Substance Painter 2.1 was released recently. Find out what the free update includes here
Price $149 Indie licence, $590 Pro licence
OS Windows 7 and up – 64 bit mandatory / Mac OS X 10.7 and up
Graphics 1GB VRAM
HDD 150MB available space
GPU Integrated not recommended
Since its original release in 2014, Substance Painter has established itself as essential software for texture artists, especially in the videogames industry.
It offers an intuitive software solution for creating PBR textures, which is now the standard in every major game engine.
The 2.0 release comes in two different price models for indie developers and standard company licences. It also adds a lot of new features, enabling you to work with brushes, materials and masks in more efficient and creative ways.
Artists familiar with Substance Painter will feel right at home upon the first load of the new 2.0 build.
While the tools and functionality remain in the same place, the UI has enjoyed a subtle but sleek update that adds bright blue lines on top of the shelf tabs as well as redesigned icons.
One of the most interesting new workflow enhancements are the so-called smart masks that appear next to the material tabs and also work hand in hand with each other.
Adding generators, filters and paint layers onto a material mask is key to creating impressive texture work in Substance Painter.
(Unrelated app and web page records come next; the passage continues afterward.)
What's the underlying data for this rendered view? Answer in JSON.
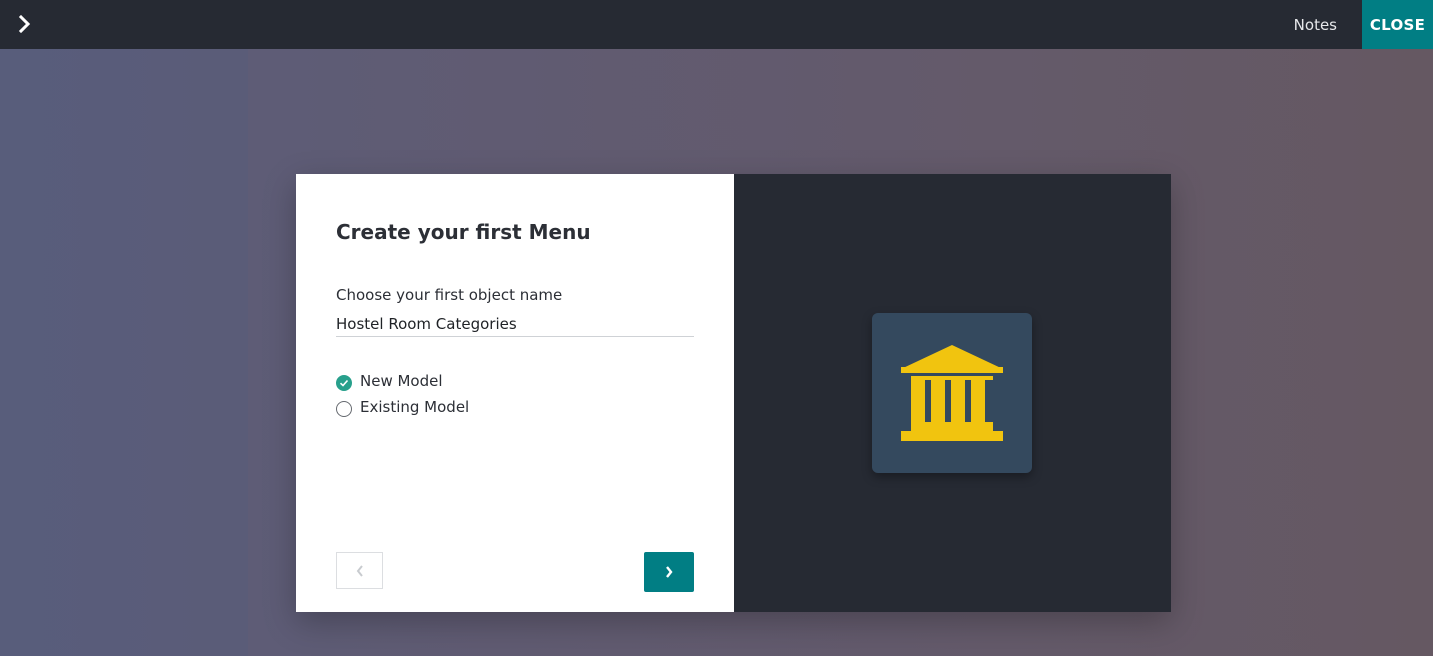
{
  "topbar": {
    "notes_label": "Notes",
    "close_label": "CLOSE",
    "accent_color": "#017e84"
  },
  "dialog": {
    "title": "Create your first Menu",
    "field_label": "Choose your first object name",
    "field_value": "Hostel Room Categories",
    "options": [
      {
        "label": "New Model",
        "checked": true
      },
      {
        "label": "Existing Model",
        "checked": false
      }
    ],
    "prev_icon": "chevron-left-icon",
    "next_icon": "chevron-right-icon",
    "app_icon": "bank-icon",
    "app_icon_color": "#f1c40f",
    "app_icon_bg": "#34495e"
  }
}
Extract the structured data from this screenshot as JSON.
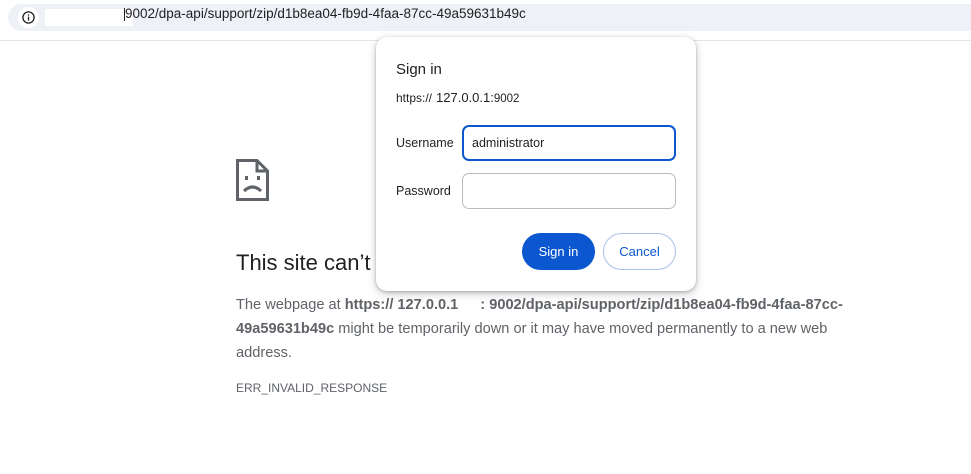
{
  "address_bar": {
    "url": "9002/dpa-api/support/zip/d1b8ea04-fb9d-4faa-87cc-49a59631b49c",
    "site_info_icon": "info-icon"
  },
  "error_page": {
    "icon": "sad-page-icon",
    "title": "This site can’t",
    "body": {
      "prefix": "The webpage at ",
      "host": "https:// 127.0.0.1",
      "path": ": 9002/dpa-api/support/zip/d1b8ea04-fb9d-4faa-87cc-49a59631b49c",
      "suffix": " might be temporarily down or it may have moved permanently to a new web address."
    },
    "error_code": "ERR_INVALID_RESPONSE"
  },
  "dialog": {
    "title": "Sign in",
    "origin_scheme": "https://",
    "origin_host": "127.0.0.1:",
    "origin_port": "9002",
    "username_label": "Username",
    "username_value": "administrator",
    "password_label": "Password",
    "password_value": "",
    "signin_label": "Sign in",
    "cancel_label": "Cancel"
  },
  "colors": {
    "accent": "#0b57d0",
    "error_text": "#5f6368",
    "omnibox_bg": "#eef1f6"
  }
}
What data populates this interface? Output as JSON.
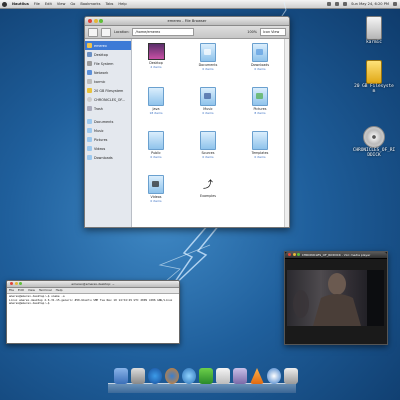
{
  "panel": {
    "app_name": "Nautilus",
    "menus": [
      "File",
      "Edit",
      "View",
      "Go",
      "Bookmarks",
      "Tabs",
      "Help"
    ],
    "clock": "Sun May 24, 6:20 PM"
  },
  "file_browser": {
    "title": "emerex - File Browser",
    "location_label": "Location:",
    "location_value": "/home/emerex",
    "zoom": "100%",
    "view_mode": "Icon View",
    "sidebar": [
      {
        "label": "emerex",
        "icon": "home-icon",
        "selected": true
      },
      {
        "label": "Desktop",
        "icon": "desktop-icon"
      },
      {
        "label": "File System",
        "icon": "harddisk-icon"
      },
      {
        "label": "Network",
        "icon": "network-icon"
      },
      {
        "label": "karmic",
        "icon": "drive-icon"
      },
      {
        "label": "20 GB Filesystem",
        "icon": "drive-icon"
      },
      {
        "label": "CHRONICLES_OF...",
        "icon": "cd-icon"
      },
      {
        "label": "Trash",
        "icon": "trash-icon"
      },
      {
        "label": "Documents",
        "icon": "folder-icon"
      },
      {
        "label": "Music",
        "icon": "folder-icon"
      },
      {
        "label": "Pictures",
        "icon": "folder-icon"
      },
      {
        "label": "Videos",
        "icon": "folder-icon"
      },
      {
        "label": "Downloads",
        "icon": "folder-icon"
      }
    ],
    "items": [
      {
        "name": "Desktop",
        "count": "2 items",
        "icon": "desktop-folder-icon"
      },
      {
        "name": "Documents",
        "count": "0 items",
        "icon": "documents-folder-icon"
      },
      {
        "name": "Downloads",
        "count": "0 items",
        "icon": "downloads-folder-icon"
      },
      {
        "name": "Java",
        "count": "18 items",
        "icon": "folder-icon"
      },
      {
        "name": "Music",
        "count": "0 items",
        "icon": "music-folder-icon"
      },
      {
        "name": "Pictures",
        "count": "8 items",
        "icon": "pictures-folder-icon"
      },
      {
        "name": "Public",
        "count": "0 items",
        "icon": "public-folder-icon"
      },
      {
        "name": "Sources",
        "count": "0 items",
        "icon": "folder-icon"
      },
      {
        "name": "Templates",
        "count": "0 items",
        "icon": "templates-folder-icon"
      },
      {
        "name": "Videos",
        "count": "0 items",
        "icon": "videos-folder-icon"
      },
      {
        "name": "Examples",
        "count": "",
        "icon": "examples-link-icon"
      }
    ]
  },
  "desktop_icons": [
    {
      "label": "karmic",
      "icon": "harddisk-icon"
    },
    {
      "label": "20 GB Filesystem",
      "icon": "usb-drive-icon"
    },
    {
      "label": "CHRONICLES_OF_RIDDICK",
      "icon": "cd-icon"
    }
  ],
  "terminal": {
    "title": "emerex@emerex-desktop: ~",
    "menus": [
      "File",
      "Edit",
      "View",
      "Terminal",
      "Help"
    ],
    "lines": [
      "emerex@emerex-desktop:~$ uname -a",
      "Linux emerex-desktop 2.6.31-15-generic #50-Ubuntu SMP Tue Nov 10 14:54:29 UTC 2009 i686 GNU/Linux",
      "emerex@emerex-desktop:~$ "
    ]
  },
  "video_player": {
    "title": "CHRONICLES_OF_RIDDICK - VLC media player"
  },
  "dock": {
    "items": [
      "finder-icon",
      "photos-icon",
      "ie-icon",
      "firefox-icon",
      "music-icon",
      "vuze-icon",
      "mail-icon",
      "pidgin-icon",
      "vlc-icon",
      "kde-icon",
      "trash-icon"
    ]
  }
}
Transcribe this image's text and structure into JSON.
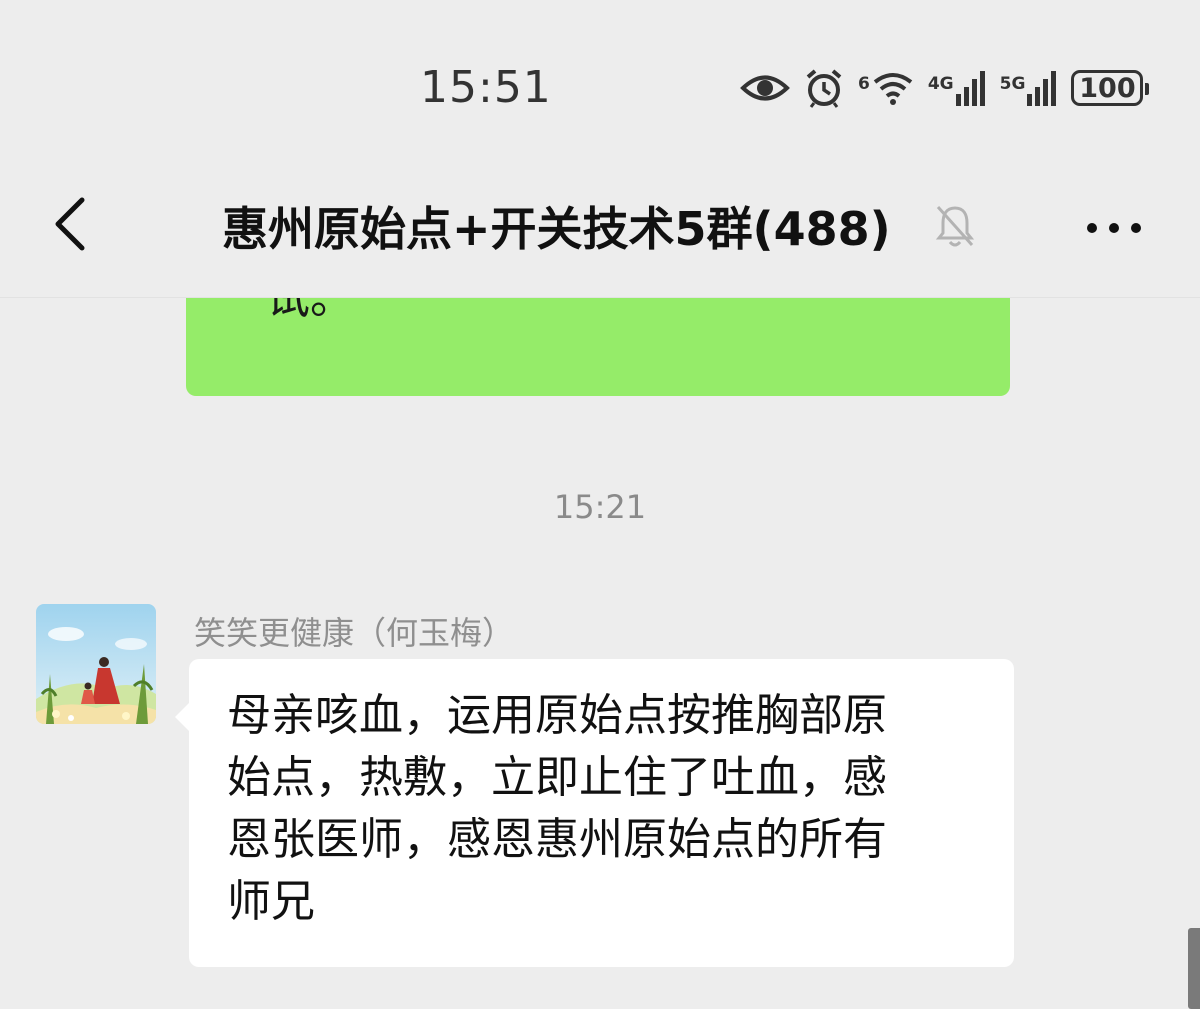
{
  "status_bar": {
    "time": "15:51",
    "wifi_tag": "6",
    "net1_tag": "4G",
    "net2_tag": "5G",
    "battery": "100",
    "icons": [
      "eye-icon",
      "alarm-icon",
      "wifi-icon",
      "signal-4g-icon",
      "signal-5g-icon",
      "battery-icon"
    ]
  },
  "header": {
    "title": "惠州原始点+开关技术5群(488)",
    "icons": [
      "back-chevron-icon",
      "mute-bell-icon",
      "more-dots-icon"
    ]
  },
  "messages": {
    "outgoing_partial": {
      "visible_line": "一试。"
    },
    "timestamp": "15:21",
    "incoming": {
      "sender": "笑笑更健康（何玉梅）",
      "lines": [
        "母亲咳血，运用原始点按推胸部原",
        "始点，热敷，立即止住了吐血，感",
        "恩张医师，感恩惠州原始点的所有",
        "师兄"
      ]
    }
  },
  "colors": {
    "background": "#ededed",
    "outgoing_bubble": "#95ec69",
    "incoming_bubble": "#ffffff"
  }
}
It lets you modulate the baked map inputs, which results in creating an infinite amount of unique wear-and-tear looks such as oil leakage, metal edgewear or subtle dust.
With the new Smart Mask feature we can now make use of dozens of prebuilt masks to speed up workflow, not having to build them from scratch for every new mask. Most importantly we are able to name and save out our own generated masks and reapply them on any given occasion.
An often-mentioned feature request for Substance Painter was that of a built-in viewport renderer.
This has now been integrated with NVIDIA’s powerful Iray renderer as an alternative viewport and provides a seamless switch between the original viewport and Iray.
Iray is a GPU-accelerated and CPU-based path tracer, which enables artists to render out beautiful hi-res images without having to leave the software. AMD graphics card owners will automatically be defaulted to CPU-based rendering.
Features not yet included in the 2.0 launch, but announced for the 2.x cycle are 8K resolution, painting across texture sets, UDIM as well as a better use of high-DPI monitors.
Allegorithmic reacted quickly by commenting that these are seen as high-priority features on its road map. It would without a doubt help to reach a wider audience beyond the gaming industry and it’s going to be interesting to see which feature comes first.
Another useful addition is the full-screen viewport toggle, which puts a swift end to constantly having to rearrange the toolbars in order to get the maximum available viewport space. Allegorithmic has further added a smudge and a clone brush, which can be very efficient for getting rid of texture seams.
The alpha and texture library has had an extensive content update with hundreds of new additions to pick from, enabling you to add a lot more detail to the textures if necessary.
New scan-based PBR materials add to the library of materials to pick from, and it’s now possible to switch to an orthographic view which can be very useful when doing actual painting on the object.
With the new release, Allegorithmic has improved the already superb Substance Painter texturing experience in many fields, offering artists an ideal solution for baking, texturing and rendering their artwork. Allegorithmic has proven that it listens closely to the community and has let feedback help shape releases.
With the outlook towards further strong upgrades for the 2.x cycle, Substance Painter is building its dominance as the best standalone texturing software for artists in the videogames industry.
Allegorithmic continues to deliver substantial new features for its flagship software
Features – 4/5
Performance – 4/5
Design – 5/5
Value for money – 5/5